═════ Available data

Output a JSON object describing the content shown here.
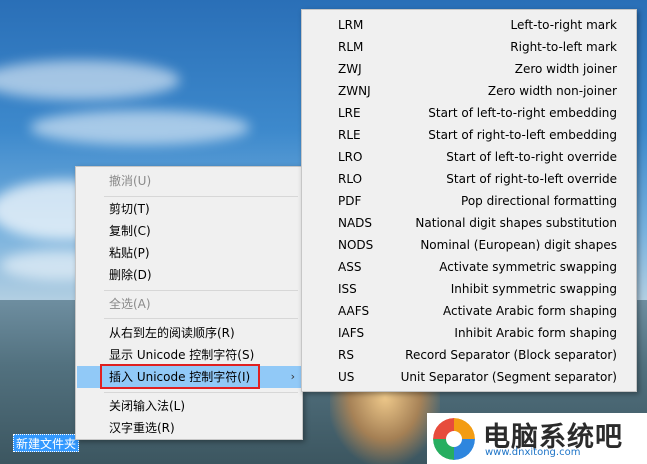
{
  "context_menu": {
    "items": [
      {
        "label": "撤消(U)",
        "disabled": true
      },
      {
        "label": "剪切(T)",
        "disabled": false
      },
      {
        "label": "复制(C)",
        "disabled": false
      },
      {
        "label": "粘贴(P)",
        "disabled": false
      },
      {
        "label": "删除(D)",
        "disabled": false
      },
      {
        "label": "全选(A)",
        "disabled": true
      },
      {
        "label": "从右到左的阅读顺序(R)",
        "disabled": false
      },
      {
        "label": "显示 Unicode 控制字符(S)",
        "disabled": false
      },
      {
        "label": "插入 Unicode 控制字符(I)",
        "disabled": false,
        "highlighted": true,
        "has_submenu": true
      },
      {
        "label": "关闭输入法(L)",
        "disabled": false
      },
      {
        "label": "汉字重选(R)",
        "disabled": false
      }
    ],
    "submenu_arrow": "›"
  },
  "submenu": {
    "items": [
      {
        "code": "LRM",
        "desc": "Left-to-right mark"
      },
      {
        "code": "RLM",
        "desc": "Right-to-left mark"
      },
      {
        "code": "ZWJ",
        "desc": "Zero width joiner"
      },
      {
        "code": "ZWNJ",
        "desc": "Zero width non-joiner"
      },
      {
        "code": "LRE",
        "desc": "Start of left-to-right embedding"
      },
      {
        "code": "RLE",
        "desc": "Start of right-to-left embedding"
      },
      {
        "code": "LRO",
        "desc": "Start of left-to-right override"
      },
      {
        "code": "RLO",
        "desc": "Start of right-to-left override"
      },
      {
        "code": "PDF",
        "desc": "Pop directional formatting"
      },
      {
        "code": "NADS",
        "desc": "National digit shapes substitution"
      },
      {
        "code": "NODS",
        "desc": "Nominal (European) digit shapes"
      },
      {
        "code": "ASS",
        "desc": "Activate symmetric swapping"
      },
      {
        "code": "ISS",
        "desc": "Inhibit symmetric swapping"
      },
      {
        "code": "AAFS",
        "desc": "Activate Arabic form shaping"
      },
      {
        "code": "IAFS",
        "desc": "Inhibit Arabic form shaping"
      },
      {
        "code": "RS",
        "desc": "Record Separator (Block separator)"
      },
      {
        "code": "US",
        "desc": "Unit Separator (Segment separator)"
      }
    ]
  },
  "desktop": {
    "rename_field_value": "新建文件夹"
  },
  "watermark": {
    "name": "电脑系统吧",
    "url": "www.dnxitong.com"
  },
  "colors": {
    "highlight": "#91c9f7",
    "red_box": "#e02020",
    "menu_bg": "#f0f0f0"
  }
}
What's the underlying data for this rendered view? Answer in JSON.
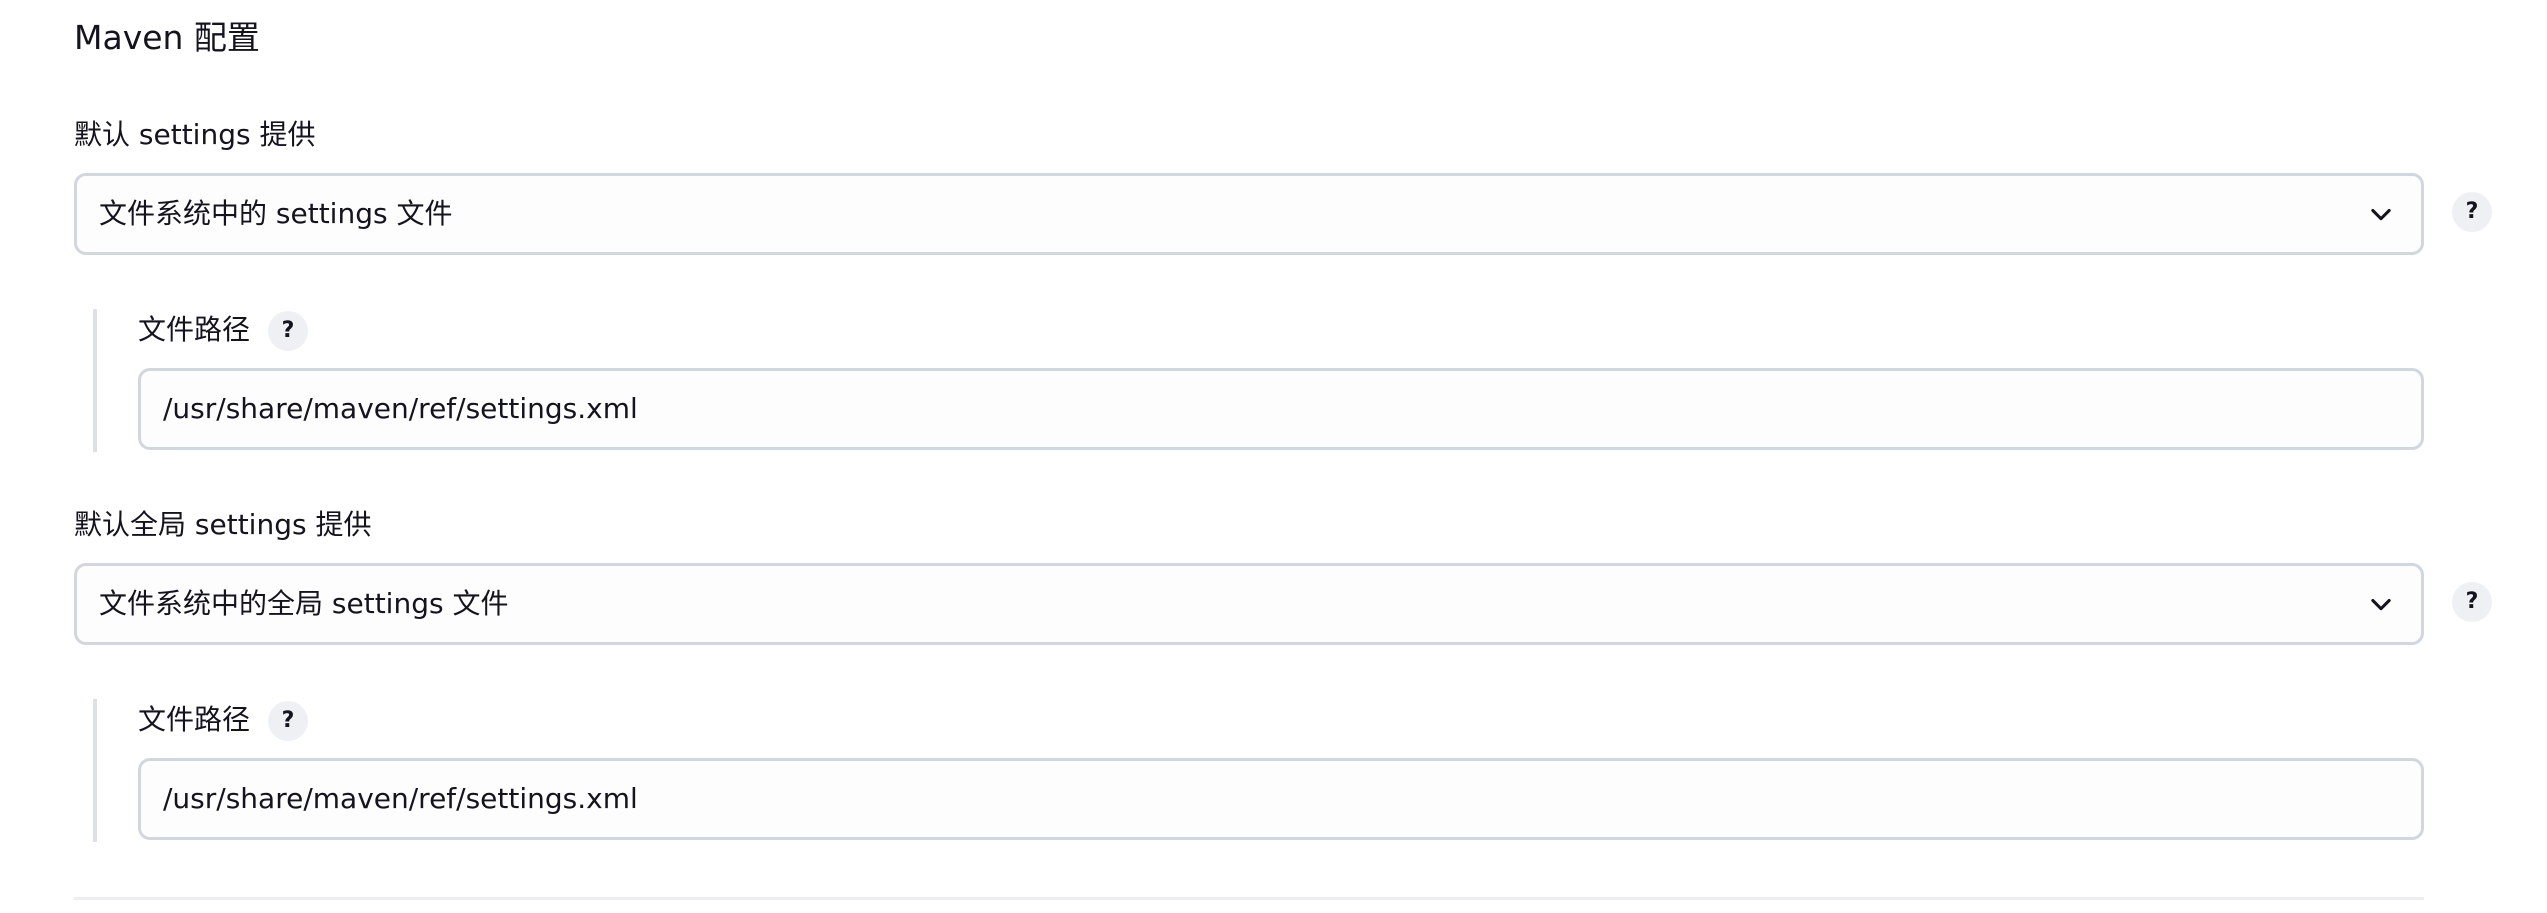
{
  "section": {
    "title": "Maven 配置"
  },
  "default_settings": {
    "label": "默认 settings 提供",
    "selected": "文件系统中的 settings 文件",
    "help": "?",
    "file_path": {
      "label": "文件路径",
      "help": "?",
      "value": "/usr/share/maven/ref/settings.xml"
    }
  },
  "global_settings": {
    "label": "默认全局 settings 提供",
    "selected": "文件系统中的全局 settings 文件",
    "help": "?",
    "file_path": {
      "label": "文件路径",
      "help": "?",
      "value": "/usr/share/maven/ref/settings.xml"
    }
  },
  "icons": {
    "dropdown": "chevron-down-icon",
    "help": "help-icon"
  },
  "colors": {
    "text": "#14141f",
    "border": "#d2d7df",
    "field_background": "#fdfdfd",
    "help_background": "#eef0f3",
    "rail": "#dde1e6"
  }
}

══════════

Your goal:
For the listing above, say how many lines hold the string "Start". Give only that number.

Task output:
4